Assignment — The answer should contain every entry below, copied exactly.

········

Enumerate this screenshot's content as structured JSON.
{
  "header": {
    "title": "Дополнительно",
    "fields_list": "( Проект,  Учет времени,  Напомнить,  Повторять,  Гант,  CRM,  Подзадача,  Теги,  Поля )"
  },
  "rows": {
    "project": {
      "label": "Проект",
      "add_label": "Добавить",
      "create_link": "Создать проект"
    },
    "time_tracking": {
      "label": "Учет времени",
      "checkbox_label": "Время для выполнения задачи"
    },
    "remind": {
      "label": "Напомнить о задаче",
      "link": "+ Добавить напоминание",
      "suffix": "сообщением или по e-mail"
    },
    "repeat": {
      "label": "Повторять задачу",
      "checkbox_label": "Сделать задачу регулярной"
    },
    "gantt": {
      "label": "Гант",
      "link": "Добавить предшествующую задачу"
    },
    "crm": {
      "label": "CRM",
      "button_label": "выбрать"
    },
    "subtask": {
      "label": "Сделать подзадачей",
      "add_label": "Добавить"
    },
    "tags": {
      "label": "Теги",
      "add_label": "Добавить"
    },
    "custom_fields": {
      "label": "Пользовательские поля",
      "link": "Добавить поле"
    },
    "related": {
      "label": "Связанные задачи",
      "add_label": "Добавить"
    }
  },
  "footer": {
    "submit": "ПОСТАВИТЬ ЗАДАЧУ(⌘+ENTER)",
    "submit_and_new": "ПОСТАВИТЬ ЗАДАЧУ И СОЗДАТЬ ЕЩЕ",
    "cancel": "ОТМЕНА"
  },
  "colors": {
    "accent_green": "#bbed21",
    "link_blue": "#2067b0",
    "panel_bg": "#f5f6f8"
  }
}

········

Response area —
Enumerate this screenshot's content as structured JSON.
{
  "header": {
    "title": "Дополнительно",
    "fields_list": "( Проект,  Учет времени,  Напомнить,  Повторять,  Гант,  CRM,  Подзадача,  Теги,  Поля )"
  },
  "rows": {
    "project": {
      "label": "Проект",
      "add_label": "Добавить",
      "create_link": "Создать проект"
    },
    "time_tracking": {
      "label": "Учет времени",
      "checkbox_label": "Время для выполнения задачи"
    },
    "remind": {
      "label": "Напомнить о задаче",
      "link": "+ Добавить напоминание",
      "suffix": "сообщением или по e-mail"
    },
    "repeat": {
      "label": "Повторять задачу",
      "checkbox_label": "Сделать задачу регулярной"
    },
    "gantt": {
      "label": "Гант",
      "link": "Добавить предшествующую задачу"
    },
    "crm": {
      "label": "CRM",
      "button_label": "выбрать"
    },
    "subtask": {
      "label": "Сделать подзадачей",
      "add_label": "Добавить"
    },
    "tags": {
      "label": "Теги",
      "add_label": "Добавить"
    },
    "custom_fields": {
      "label": "Пользовательские поля",
      "link": "Добавить поле"
    },
    "related": {
      "label": "Связанные задачи",
      "add_label": "Добавить"
    }
  },
  "footer": {
    "submit": "ПОСТАВИТЬ ЗАДАЧУ(⌘+ENTER)",
    "submit_and_new": "ПОСТАВИТЬ ЗАДАЧУ И СОЗДАТЬ ЕЩЕ",
    "cancel": "ОТМЕНА"
  },
  "colors": {
    "accent_green": "#bbed21",
    "link_blue": "#2067b0",
    "panel_bg": "#f5f6f8"
  }
}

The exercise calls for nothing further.